The hydraulic modelling representation of the Cork City network looks like this! (Image on the right).
The modelling process typically involves the following steps:
Model Construction: Gathering information about the water supply network, including pipe sizes, lengths, elevations, locations of pumps and valves, and customer demand data. Then inputting the collected data and configuring the model to accurately reflect the system’s characteristics.
Calibration and Validation:
Adjusting the model parameters to match the observed behaviour of the actual system. This is done by comparing the model’s predictions with field measurements. A high-confidence model allows to predict parameters like flow rates, pressure levels, velocities, and water age ensuring that the model accurately represents the real-world network.
Benefits of Hydraulic Modelling:
Scoping Pressure Management Options: One of the primary advantages of adopting hydraulic modelling to tackle network leakage. By accurately simulating the flow of water through the network, hydraulic models provide insights into the areas experiencing excessive pressure.
These high-pressure zones are often prone to leaks and bursts, making them prime candidates for pressure management interventions.
The hydraulic model can then be used to identify an optimal approach to pressure management, such as installing pressure-reducing valves or rezoning sections, to mitigate leakage risks and improve overall system performance.
The collaboration between TOBIN and our partners stands as a shining example of how this technology is being harnessed to achieve ambitious leakage reduction targets.

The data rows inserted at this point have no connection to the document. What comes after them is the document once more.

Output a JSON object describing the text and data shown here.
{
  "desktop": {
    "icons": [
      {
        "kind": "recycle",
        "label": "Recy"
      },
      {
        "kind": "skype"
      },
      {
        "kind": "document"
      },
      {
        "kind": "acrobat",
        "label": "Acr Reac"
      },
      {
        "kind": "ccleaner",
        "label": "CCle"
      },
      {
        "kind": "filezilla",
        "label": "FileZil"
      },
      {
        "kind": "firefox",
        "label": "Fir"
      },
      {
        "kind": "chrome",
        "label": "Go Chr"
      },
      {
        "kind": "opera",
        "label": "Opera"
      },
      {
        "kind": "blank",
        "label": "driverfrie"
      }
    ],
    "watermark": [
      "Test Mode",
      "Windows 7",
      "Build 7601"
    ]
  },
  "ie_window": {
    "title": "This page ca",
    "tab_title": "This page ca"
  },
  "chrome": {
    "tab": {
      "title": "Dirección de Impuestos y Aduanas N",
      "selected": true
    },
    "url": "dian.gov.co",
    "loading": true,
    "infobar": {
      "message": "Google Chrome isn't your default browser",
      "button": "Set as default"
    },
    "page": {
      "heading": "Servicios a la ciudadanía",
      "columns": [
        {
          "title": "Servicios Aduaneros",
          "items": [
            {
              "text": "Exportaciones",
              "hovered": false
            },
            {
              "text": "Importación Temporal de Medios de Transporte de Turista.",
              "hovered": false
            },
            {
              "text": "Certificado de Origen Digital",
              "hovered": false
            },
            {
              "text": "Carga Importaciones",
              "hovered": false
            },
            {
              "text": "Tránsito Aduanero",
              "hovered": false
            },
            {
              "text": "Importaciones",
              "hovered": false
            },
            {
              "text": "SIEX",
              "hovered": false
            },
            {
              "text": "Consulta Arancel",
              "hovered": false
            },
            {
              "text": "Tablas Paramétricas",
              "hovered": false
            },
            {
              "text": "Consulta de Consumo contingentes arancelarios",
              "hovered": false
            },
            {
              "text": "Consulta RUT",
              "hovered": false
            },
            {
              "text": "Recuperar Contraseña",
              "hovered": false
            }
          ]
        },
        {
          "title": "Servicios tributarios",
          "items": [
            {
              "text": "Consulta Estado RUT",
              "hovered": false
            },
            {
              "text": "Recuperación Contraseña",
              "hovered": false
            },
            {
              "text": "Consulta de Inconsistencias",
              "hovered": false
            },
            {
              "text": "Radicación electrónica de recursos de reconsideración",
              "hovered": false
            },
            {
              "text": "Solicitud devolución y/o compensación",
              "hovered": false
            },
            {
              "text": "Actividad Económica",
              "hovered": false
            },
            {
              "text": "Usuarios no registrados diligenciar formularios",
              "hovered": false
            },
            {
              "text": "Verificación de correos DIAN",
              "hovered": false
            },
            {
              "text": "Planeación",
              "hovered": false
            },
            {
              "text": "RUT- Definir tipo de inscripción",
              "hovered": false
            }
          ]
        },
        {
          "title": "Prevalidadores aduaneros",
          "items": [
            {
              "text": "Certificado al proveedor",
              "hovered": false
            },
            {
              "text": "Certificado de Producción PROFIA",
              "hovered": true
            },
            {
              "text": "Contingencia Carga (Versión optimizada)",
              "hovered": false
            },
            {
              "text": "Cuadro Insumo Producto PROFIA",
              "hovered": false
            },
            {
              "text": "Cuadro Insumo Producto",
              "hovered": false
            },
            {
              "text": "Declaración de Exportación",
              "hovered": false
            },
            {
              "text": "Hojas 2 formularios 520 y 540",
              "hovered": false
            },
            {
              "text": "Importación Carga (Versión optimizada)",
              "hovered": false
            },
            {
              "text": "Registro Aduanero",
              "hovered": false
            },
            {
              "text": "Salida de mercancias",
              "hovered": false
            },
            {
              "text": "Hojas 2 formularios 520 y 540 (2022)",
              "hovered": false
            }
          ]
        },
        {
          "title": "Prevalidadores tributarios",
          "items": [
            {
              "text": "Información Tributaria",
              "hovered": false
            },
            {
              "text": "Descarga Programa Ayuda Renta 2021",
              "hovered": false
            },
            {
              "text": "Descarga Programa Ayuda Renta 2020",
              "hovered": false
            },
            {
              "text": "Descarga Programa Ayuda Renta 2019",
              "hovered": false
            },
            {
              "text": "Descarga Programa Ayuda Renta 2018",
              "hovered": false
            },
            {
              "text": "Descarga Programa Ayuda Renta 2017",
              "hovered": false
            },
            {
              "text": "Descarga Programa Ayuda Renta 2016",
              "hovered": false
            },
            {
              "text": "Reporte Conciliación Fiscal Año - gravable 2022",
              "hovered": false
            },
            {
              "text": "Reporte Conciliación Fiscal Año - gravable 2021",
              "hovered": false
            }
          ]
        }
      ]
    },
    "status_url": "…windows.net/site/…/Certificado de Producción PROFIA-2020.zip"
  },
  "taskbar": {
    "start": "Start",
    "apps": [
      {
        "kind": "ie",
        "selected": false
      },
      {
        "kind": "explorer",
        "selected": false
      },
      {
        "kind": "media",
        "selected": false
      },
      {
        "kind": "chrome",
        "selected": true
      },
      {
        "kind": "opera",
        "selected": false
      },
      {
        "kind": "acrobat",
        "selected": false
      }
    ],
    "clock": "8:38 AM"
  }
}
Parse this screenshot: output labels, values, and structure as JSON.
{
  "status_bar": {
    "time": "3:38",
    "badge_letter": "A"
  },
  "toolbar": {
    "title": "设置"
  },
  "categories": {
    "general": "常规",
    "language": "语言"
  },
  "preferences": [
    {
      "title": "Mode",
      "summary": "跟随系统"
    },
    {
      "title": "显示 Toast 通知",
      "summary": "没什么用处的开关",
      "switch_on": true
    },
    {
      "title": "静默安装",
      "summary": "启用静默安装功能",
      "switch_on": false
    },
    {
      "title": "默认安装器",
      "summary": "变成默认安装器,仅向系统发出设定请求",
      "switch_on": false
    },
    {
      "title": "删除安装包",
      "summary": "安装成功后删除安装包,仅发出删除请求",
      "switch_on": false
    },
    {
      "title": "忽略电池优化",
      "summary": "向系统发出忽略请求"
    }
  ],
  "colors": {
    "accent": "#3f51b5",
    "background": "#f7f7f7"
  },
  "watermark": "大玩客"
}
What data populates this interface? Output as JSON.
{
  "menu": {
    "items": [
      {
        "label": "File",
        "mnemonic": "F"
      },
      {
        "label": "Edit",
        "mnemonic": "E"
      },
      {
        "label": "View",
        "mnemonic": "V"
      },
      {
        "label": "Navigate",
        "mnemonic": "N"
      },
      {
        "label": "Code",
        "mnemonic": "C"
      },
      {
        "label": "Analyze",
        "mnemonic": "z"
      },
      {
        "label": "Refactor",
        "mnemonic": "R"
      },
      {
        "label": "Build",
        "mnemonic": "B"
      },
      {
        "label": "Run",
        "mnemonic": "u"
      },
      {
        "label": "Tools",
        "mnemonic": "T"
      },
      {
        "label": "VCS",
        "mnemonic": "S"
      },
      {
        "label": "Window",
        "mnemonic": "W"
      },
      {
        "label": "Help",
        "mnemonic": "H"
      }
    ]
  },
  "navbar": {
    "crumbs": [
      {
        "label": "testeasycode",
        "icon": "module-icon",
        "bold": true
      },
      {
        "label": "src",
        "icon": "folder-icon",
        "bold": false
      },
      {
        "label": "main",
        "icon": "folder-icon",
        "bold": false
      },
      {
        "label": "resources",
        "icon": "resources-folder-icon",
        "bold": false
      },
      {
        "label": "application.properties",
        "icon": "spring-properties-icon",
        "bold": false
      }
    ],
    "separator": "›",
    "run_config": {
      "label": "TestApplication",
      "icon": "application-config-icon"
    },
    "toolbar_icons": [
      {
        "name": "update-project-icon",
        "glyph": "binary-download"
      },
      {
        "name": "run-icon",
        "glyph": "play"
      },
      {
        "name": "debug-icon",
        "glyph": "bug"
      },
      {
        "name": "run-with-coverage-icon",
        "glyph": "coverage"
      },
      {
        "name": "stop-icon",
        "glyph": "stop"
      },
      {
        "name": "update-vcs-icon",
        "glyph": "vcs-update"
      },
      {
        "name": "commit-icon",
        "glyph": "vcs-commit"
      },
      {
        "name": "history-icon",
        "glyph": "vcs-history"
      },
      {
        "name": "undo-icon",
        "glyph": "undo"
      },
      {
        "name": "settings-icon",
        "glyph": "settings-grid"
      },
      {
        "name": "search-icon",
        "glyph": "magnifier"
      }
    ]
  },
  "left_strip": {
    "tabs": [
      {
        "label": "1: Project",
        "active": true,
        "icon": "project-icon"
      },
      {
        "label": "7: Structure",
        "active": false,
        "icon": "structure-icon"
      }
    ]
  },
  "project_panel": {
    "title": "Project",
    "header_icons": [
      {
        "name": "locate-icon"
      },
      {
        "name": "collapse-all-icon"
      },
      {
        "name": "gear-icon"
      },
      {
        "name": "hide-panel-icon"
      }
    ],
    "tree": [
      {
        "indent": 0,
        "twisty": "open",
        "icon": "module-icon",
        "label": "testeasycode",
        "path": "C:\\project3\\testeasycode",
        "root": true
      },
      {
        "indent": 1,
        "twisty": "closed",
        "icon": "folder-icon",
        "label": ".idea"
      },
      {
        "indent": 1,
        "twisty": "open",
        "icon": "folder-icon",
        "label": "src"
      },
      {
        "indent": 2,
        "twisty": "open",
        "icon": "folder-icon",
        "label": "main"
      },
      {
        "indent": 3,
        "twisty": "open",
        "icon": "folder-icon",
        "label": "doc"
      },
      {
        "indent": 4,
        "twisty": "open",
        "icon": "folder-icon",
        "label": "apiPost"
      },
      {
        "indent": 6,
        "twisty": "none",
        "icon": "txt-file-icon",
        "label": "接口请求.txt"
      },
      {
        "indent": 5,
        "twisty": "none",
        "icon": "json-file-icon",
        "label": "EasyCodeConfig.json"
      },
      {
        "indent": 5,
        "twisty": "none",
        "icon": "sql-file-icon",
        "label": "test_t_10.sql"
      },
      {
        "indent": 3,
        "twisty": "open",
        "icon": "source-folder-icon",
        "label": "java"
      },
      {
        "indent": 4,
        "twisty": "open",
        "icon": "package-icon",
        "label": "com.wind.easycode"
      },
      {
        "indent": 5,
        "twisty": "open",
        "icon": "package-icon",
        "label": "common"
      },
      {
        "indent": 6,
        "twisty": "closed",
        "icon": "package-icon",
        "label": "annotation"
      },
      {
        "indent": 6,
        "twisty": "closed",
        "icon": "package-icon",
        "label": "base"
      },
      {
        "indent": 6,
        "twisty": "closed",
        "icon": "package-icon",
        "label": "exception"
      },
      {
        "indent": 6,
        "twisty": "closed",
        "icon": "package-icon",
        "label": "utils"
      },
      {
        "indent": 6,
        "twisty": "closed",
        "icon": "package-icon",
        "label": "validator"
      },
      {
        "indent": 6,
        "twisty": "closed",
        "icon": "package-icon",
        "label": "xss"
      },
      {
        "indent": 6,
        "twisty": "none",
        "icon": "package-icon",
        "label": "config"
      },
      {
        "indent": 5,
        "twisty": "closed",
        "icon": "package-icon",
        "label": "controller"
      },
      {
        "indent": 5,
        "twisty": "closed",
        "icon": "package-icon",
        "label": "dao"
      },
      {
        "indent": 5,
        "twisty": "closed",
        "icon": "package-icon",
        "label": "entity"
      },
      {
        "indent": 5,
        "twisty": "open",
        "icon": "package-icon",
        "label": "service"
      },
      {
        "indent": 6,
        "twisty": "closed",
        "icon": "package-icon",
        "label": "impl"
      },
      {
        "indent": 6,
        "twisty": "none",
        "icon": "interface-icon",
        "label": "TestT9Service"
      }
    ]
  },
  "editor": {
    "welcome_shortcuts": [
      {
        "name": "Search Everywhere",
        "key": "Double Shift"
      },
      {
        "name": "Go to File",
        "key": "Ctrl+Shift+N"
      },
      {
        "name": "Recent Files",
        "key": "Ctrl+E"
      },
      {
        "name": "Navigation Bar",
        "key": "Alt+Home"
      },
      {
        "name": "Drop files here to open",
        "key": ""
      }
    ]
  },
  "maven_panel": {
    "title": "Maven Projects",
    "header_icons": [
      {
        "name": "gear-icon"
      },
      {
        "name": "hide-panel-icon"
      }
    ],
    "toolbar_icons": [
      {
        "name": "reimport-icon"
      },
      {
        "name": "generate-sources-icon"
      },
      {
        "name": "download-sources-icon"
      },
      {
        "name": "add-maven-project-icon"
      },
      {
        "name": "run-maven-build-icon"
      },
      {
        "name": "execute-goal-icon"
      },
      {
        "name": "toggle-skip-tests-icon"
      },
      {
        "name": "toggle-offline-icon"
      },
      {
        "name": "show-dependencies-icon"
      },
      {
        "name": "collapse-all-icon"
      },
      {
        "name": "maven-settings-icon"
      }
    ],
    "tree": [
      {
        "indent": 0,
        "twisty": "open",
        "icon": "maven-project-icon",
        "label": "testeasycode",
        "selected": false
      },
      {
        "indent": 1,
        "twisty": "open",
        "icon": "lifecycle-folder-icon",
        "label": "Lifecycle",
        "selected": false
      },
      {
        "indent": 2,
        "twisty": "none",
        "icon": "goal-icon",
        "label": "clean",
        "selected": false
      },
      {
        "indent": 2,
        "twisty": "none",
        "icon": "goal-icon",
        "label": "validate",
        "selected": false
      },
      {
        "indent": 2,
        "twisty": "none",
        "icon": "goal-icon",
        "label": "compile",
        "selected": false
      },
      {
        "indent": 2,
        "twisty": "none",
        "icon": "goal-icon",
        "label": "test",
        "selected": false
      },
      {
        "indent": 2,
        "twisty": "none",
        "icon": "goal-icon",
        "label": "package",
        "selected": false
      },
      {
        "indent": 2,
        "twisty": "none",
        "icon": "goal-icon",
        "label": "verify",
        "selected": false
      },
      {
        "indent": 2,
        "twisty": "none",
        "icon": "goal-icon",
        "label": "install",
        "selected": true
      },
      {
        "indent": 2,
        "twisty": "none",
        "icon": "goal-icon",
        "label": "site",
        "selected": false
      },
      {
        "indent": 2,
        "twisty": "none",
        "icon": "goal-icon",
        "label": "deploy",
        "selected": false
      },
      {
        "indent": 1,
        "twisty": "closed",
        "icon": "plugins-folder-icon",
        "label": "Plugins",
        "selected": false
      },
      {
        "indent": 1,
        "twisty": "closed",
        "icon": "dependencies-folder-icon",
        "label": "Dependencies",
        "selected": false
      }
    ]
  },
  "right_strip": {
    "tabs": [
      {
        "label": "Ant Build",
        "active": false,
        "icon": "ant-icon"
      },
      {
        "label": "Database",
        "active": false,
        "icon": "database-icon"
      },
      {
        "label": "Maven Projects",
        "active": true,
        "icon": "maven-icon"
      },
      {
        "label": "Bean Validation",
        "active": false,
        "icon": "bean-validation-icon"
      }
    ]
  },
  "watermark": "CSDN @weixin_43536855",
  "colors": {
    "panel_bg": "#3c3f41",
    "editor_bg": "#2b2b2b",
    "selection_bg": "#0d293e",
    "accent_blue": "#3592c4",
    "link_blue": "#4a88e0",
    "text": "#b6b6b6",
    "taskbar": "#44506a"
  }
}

With such concerted efforts, 24 new pressure management opportunities have been identified so far across 8 Water Supply Zones. The related daily water savings are equivalent to half of the size of an Olympic swimming pool or almost 1,200 cubic metres of water per day!